Today I didn’t go to yoga either. I reasoned that I would need a fresh state of mind to tackle an unknown task: how to deploy one of my projects to a Deta Micro because we have a sponsorship arrangement in which we both hope to make a win in the near future.
As I was just getting started to work somebody knocked at the door. I opened and saw a lady in her fifties asking for my mother. I vaguely recognized her as a member of a family which holds a complicated relationship with my own, I hadn’t seen this woman in my life, but she had the eyes of her family. “I’m Maria Luisa, the daughter of Josefina”—“Ah yes! That’s why you seem so familiar, please come in”.
We sat down for coffee. She told me she used to come visit my mother about once per month, but her own mother (Josefina) had declined in health and required almost constant attention. She was able to come only because her sister was at home, freeing her up for the first visit in more than three years.
Her grandmother had been a maid at my (now deceased) great-grandparents house in Puebla. Maria Luisa mentioned many common personality traits between her family and ours: we’re not very social or gregarious, we grew up in households where parents would not pay much attention to children (which has both advantages and disadvantages), and she also insisted that both our families had “lucidness”, whatever she meant I was happy to hear it, I think it’s a great compliment.
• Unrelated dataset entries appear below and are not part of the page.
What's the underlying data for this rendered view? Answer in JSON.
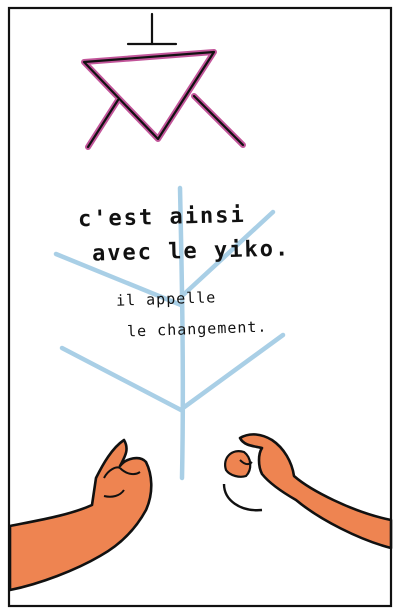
{
  "caption": {
    "line1": "c'est ainsi",
    "line2": "avec le yiko.",
    "line3": "il appelle",
    "line4": "le changement."
  },
  "colors": {
    "ink": "#111111",
    "symbol_magenta": "#c2559a",
    "tree_blue": "#a9cfe6",
    "skin_orange": "#ee8451"
  },
  "icons": {
    "symbol": "inverted-triangle-symbol",
    "tree": "branching-tree-drawing",
    "hands": "open-hands-drawing"
  }
}
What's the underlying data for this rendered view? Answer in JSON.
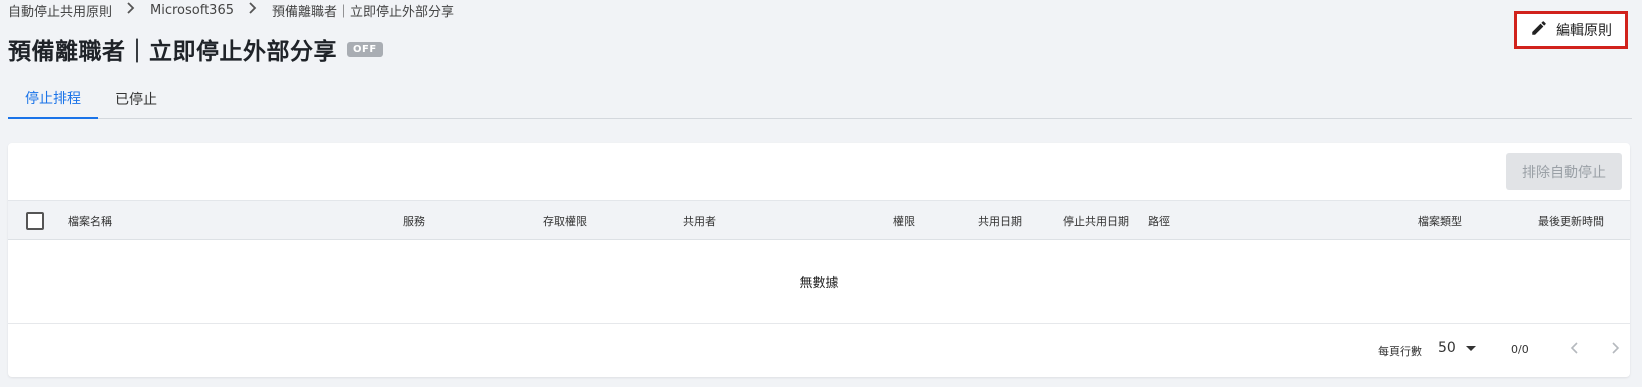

I say the relationship between our families is complicated because, behind this search for common traits there was a subtext: when my grandfather was around 15 years of age, he got the maid pregnant. So she was not only speaking about a common environment, but about genetics. Out of this liason her mother was born, and thus we were related by blood, as cousins.
Even though everybody in the family knew about this liason, for many years everyone pretended it never happened. Josefina, the daughter, became a maid of the household of my grandfather (her father) and then she was married off to one of the workers of my grandfather (it was his choice, not hers).
I sensed Maria Luisa was disappointed in the choice my grandfather had made for her mother. my grandfather drove cargo trucks, and one day he found a child wandering on a rural road, far between towns “where are you going?” he asked “I don’t have anywhere to go” the child responded. So he took him in and gave him a room in the house in exchange for him helping load and unload trucks. With time he became an excellent foreman, but surely a grown man with a lot of childhood trauma. This is the man to whom Josefina, his daughter, was married.
Some ten years ago, both families came together and they acknowledged that Josefina was their sister. Since I was not present at the time, I guess Maria Luisa wanted to hint this to me by pointing out our commonalities in our families. We chatted a couple of hours, and by the time we parted ways, I could have come back from yoga and taken a nap. But it didn’t turn out this way, again family work seems to find precedence over other kinds of work.
We parted ways with plenty of kindness. I promised to invite them over for a bbq soon.